Her lips moved. She took a step forward, and the bird advanced. "Glory be to God!" she whispered, "It'll show me the way!"

She never took her aching eyes for one second from the wonderful white thing. She scorned to watch the ground. With a magnificent faith she walked, her head lifted, her heart too full to know if she stumbled. In the clear places, always where there were no branches, the white guide flew and Harriet walked after with her staff. A few moments took them out of the wood, but she never looked for the house. In the full glare of day, against the blue, the bird looked only snowier, and to her dazzled, burning eyes the aureole grew only brighter and bigger. She could not see its wings move; it hovered steadily and floated serenely upon the clear air, and the old woman saw it, and it only.

She did not see the anxious crowd on the porch, she did not hear their exclamations, she did not know that her lips were moving, that her voice, low, husky, but distinguishable, repeated over and over, almost mechanically: "Forgive me, Lord! forgive me, Lord! O Lord, forgive me!"

She only followed, followed with all her heart and soul and strength, up the little hill, up the path, up to the porch, a strange, shaking pilgrim, leaning heavily on her staff, guided by the white pigeon.

On the steps they received her, and as she sank on the lowest, they caught her, falling. Her almost sightless eyes were yet uplifted, and while to their view the dove dropped down among its mates, a patch among the white, to her it was mingled with the summer blue, and vanished in the sky whence it came.

Her body was utterly exhausted, but her spirit could not yet lose its consciousness. On the wave of her exaltation she rose higher and higher. She looked at them with a look they had never seen in any human being.

"I'm saved! I'm saved!" she cried.

They watched her, silent, terrified, awed beyond words at this redemption they could only feel but could not understand. But as they stared, her eyes glazed, her head fell back against the matron's arm.

"Pray! pray!" she whispered. The pastor looked at her and steadied himself. Wonder and a sense of strength flowed in on him suddenly. But there was scant time for prayer. Though the light in her face had not yet died away, her breath was scarcely moving. He came near her and repeated gently the hymn she had in the time of her trouble disowned, but which she had always loved:

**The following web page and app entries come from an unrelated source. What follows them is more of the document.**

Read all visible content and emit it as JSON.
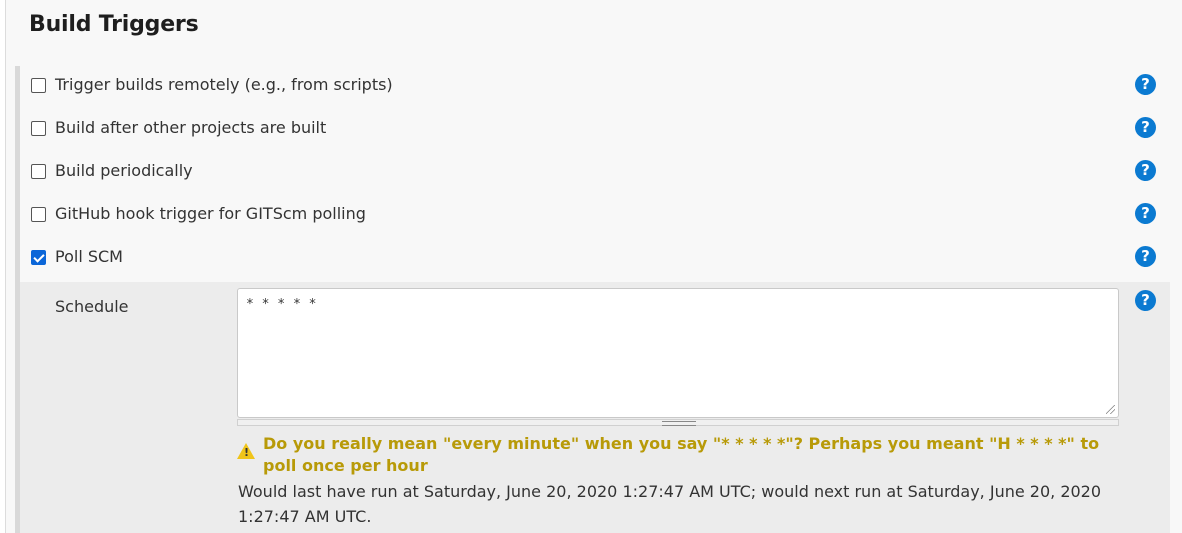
{
  "section": {
    "title": "Build Triggers"
  },
  "options": [
    {
      "label": "Trigger builds remotely (e.g., from scripts)",
      "checked": false
    },
    {
      "label": "Build after other projects are built",
      "checked": false
    },
    {
      "label": "Build periodically",
      "checked": false
    },
    {
      "label": "GitHub hook trigger for GITScm polling",
      "checked": false
    },
    {
      "label": "Poll SCM",
      "checked": true
    }
  ],
  "help": {
    "glyph": "?"
  },
  "schedule": {
    "label": "Schedule",
    "value": "* * * * *",
    "warning": "Do you really mean \"every minute\" when you say \"* * * * *\"? Perhaps you meant \"H * * * *\" to poll once per hour",
    "info": "Would last have run at Saturday, June 20, 2020 1:27:47 AM UTC; would next run at Saturday, June 20, 2020 1:27:47 AM UTC."
  },
  "colors": {
    "accent": "#0b7ad1",
    "checkbox": "#0b66d8",
    "warning": "#b89a08",
    "warning_icon": "#f0c419"
  }
}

"Praise God from whom all blessings flow,
Praise Him all creatures here below,
Praise Him above ye heavenly host——"

Her eyes opened and looked wide into the blue; what she saw there they did not know, but she smiled faintly.

"Praise Father, Son, and Holy Ghost!"

"Oh, yes! Oh, yes!" the matron guessed that she murmured; and with the cooing and clucking of pigeons sounding through the summer air, she died.

A white, arrow-swift creature whirred through the stillness, up, up, and out in a great proud curve; their eyes were too dim to know if it turned again to the earth.